On Friday, Google made public that hackers could hijack the game’s installation software to load malware.
The installer is needed because Epic Games has bypassed Google’s app store to avoid giving it a cut of sales.
Epic’s chief executive said Google should have delayed sharing the news.
(18) BAD LUCK AND TROUBLE. Beyond the Sky trailer (2018). The movie is coming to theaters this September.
Chris Norton has been hearing about alien abductions his entire life but, in his gut, he knows they are not real. Setting out to disprove the alien abduction phenomenon once and for all, he attends a UFO convention to meet alleged abductees and reveal the truth behind their experiences. It is only when he meets Emily, who claims to have been abducted every seven years on her birthday, that Chris realizes there may be more to these claims than meets the eye.
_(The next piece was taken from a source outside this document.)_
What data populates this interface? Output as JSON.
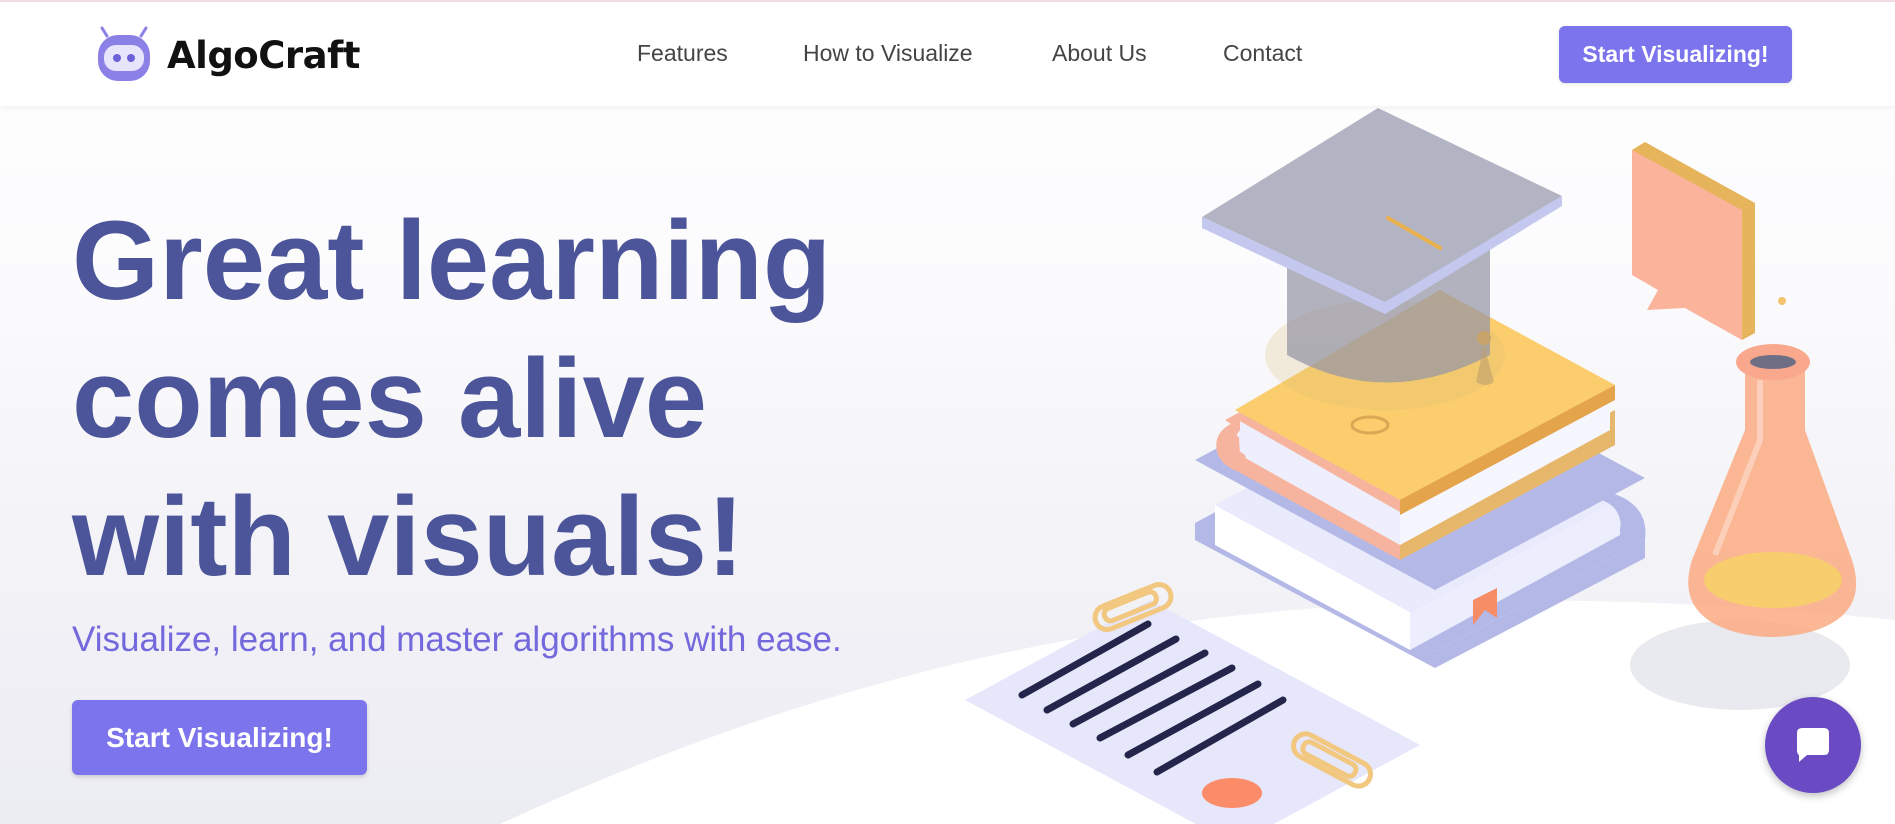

With Emily’s 28th birthday only days away, Chris helps her to uncover the truth as they come face to face with the reality that we are not alone.
CAST: Ryan Carnes, Jordan Hinson, Peter Stormare, Dee Wallace, Martin Sensmeier, Don Stark
(19) AN INTERPLANETARY ROMANCE. The restored 1910 Italian silent film Matrimonio interplanetario (“Marriage on the Moon”) is now online. Its antique delights include a very strange space launch facility that looks suspiciously like a samovar or maybe an espresso machine.
[Thanks to Chris Barkley, JJ, John King Tarpinian, Karl-Johan Norén , Cat Eldridge, Martin Morse Wooster, Mike Kennedy, Chip Hitchcock, Carl Slaughter, and Andrew Porter for some of these stories. Title credit goes to File 770 contributing editor of the day Camestros Felapton.]